(WHAT YOU WILL DO):
An exact copy of all the data is the expected answer.

○ ○ ○ ○ ○ ○ ○

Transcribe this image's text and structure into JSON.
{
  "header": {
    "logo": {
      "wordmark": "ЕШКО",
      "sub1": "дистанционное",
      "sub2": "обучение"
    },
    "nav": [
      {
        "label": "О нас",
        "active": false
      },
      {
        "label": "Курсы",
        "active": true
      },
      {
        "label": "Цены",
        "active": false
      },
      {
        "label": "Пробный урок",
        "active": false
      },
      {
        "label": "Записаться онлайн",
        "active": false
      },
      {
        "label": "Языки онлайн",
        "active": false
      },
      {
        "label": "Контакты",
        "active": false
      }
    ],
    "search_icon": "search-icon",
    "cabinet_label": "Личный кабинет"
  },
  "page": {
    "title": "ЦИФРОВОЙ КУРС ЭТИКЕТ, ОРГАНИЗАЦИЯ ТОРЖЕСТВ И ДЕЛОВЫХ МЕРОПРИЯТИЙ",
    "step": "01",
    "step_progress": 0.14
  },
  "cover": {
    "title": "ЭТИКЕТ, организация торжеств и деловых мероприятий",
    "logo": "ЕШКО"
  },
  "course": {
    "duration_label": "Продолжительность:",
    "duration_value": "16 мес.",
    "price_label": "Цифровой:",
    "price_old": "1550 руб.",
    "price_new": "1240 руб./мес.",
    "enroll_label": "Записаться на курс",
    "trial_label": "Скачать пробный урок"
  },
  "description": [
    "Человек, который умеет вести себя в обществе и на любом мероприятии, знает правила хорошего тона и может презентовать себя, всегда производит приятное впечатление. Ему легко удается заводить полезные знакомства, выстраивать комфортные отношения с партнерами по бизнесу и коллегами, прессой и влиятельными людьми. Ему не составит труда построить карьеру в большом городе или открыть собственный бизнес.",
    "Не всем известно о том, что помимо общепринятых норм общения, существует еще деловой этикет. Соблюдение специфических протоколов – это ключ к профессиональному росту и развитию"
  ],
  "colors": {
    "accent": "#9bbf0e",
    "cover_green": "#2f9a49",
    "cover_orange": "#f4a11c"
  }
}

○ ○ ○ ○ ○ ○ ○

(WRITTEN RESPONSE):
Transcribe this image's text and structure into JSON.
{
  "header": {
    "logo": {
      "wordmark": "ЕШКО",
      "sub1": "дистанционное",
      "sub2": "обучение"
    },
    "nav": [
      {
        "label": "О нас",
        "active": false
      },
      {
        "label": "Курсы",
        "active": true
      },
      {
        "label": "Цены",
        "active": false
      },
      {
        "label": "Пробный урок",
        "active": false
      },
      {
        "label": "Записаться онлайн",
        "active": false
      },
      {
        "label": "Языки онлайн",
        "active": false
      },
      {
        "label": "Контакты",
        "active": false
      }
    ],
    "search_icon": "search-icon",
    "cabinet_label": "Личный кабинет"
  },
  "page": {
    "title": "ЦИФРОВОЙ КУРС ЭТИКЕТ, ОРГАНИЗАЦИЯ ТОРЖЕСТВ И ДЕЛОВЫХ МЕРОПРИЯТИЙ",
    "step": "01",
    "step_progress": 0.14
  },
  "cover": {
    "title": "ЭТИКЕТ, организация торжеств и деловых мероприятий",
    "logo": "ЕШКО"
  },
  "course": {
    "duration_label": "Продолжительность:",
    "duration_value": "16 мес.",
    "price_label": "Цифровой:",
    "price_old": "1550 руб.",
    "price_new": "1240 руб./мес.",
    "enroll_label": "Записаться на курс",
    "trial_label": "Скачать пробный урок"
  },
  "description": [
    "Человек, который умеет вести себя в обществе и на любом мероприятии, знает правила хорошего тона и может презентовать себя, всегда производит приятное впечатление. Ему легко удается заводить полезные знакомства, выстраивать комфортные отношения с партнерами по бизнесу и коллегами, прессой и влиятельными людьми. Ему не составит труда построить карьеру в большом городе или открыть собственный бизнес.",
    "Не всем известно о том, что помимо общепринятых норм общения, существует еще деловой этикет. Соблюдение специфических протоколов – это ключ к профессиональному росту и развитию"
  ],
  "colors": {
    "accent": "#9bbf0e",
    "cover_green": "#2f9a49",
    "cover_orange": "#f4a11c"
  }
}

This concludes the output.